Practicalities of being research staff

This page provides information, guidance and resources for research staff. There are tips on managing your career as a researcher, networking opportunities, and a discussion of researchers’ rights and responsibilities, including advice on equality on diversity issues.

Tips on managing self

Being a researcher is demanding and involves juggling many tasks at the same time - gathering information, conducting experiments, surveying literature, writing papers, contributing to grant applications, supporting colleagues, professional development, looking for the next job. Here are some basic tips, with links to further reading, on how to cope with conflicting demands for time and attention.

Part of the Vitae Researcher Development Framework (RDF) is devoted to personal effectiveness, and can help you assess your strengths and weaknesses in this area and provide materials to help you improve.


Effective networking will maximise your opportunities to share knowledge, ideas and opinions.  It will benefit your current research and may open doors for future career opportunities. A range of Vitae networks are available, with the UK Research Staff Association of particular relevance to research staff.

Networking and personal development could both be addressed by attending courses and events, including Vitae’s Research Staff conference.

The rights and responsibilities of research staff

Employment conditions for research staff are gradually changing as government and employers are increasingly aware of the important contribution of researchers to the national economy.

The 2005  European Charter for Researchers and Code of Conduct for the Recruitment of Researchers has helped to further the position of research staff. In the UK, the 2002 Government Review ‘SET for Success’ and the 2008 Concordat to Support the Career Development of Researcher have been key initiatives precipitating change.

The key messages are that:

Equality and diversity

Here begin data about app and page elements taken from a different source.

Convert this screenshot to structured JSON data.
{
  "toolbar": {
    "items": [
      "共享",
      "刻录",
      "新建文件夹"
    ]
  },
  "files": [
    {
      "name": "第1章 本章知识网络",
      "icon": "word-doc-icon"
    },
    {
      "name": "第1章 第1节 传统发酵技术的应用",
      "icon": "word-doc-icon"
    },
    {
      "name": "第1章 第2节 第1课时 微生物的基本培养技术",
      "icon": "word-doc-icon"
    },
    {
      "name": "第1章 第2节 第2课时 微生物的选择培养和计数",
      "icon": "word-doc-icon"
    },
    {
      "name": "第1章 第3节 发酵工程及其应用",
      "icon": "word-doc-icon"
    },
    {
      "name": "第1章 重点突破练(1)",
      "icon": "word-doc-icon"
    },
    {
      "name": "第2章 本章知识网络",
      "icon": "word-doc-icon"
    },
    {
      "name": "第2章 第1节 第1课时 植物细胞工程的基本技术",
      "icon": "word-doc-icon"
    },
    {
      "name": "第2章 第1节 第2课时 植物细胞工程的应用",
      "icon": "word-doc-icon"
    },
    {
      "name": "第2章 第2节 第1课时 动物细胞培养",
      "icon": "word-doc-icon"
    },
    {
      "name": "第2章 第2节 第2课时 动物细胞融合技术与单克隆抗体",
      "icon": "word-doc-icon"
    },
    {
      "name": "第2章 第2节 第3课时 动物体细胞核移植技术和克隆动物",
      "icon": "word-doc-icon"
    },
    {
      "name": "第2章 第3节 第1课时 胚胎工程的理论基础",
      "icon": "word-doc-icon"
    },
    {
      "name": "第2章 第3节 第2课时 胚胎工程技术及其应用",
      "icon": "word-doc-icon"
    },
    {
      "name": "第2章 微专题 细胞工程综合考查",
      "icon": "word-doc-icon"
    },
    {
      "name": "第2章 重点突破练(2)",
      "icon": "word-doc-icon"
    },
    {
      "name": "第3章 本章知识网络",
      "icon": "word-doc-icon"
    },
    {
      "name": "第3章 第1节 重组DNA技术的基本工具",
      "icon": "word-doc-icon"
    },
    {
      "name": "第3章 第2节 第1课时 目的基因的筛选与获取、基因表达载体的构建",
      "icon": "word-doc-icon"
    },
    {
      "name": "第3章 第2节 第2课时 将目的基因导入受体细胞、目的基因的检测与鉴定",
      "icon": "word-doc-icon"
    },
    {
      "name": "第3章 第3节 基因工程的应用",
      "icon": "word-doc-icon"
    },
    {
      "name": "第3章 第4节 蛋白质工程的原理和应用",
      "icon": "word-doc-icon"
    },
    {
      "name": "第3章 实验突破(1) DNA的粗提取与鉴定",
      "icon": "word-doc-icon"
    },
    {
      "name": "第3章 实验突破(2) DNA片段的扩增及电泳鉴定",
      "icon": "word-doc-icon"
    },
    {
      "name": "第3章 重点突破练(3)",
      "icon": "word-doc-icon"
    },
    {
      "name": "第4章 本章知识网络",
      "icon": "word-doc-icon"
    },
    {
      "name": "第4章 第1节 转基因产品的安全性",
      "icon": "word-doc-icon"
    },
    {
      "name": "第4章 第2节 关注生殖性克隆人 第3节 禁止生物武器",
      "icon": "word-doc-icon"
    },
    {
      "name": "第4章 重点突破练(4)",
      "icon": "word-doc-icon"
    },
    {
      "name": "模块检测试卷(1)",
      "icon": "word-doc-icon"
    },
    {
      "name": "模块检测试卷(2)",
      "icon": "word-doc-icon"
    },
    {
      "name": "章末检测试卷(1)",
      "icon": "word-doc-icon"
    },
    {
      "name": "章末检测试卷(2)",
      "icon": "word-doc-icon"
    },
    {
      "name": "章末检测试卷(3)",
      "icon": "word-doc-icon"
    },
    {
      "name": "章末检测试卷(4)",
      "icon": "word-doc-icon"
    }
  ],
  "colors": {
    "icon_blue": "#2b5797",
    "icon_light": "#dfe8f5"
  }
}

These two values underpin many of the rights and responsibilities of researchers. Workplaces should be set up in a way that does not unfairly disadvantage individual workers, or groups of workers, as discussed in Every Researcher Counts.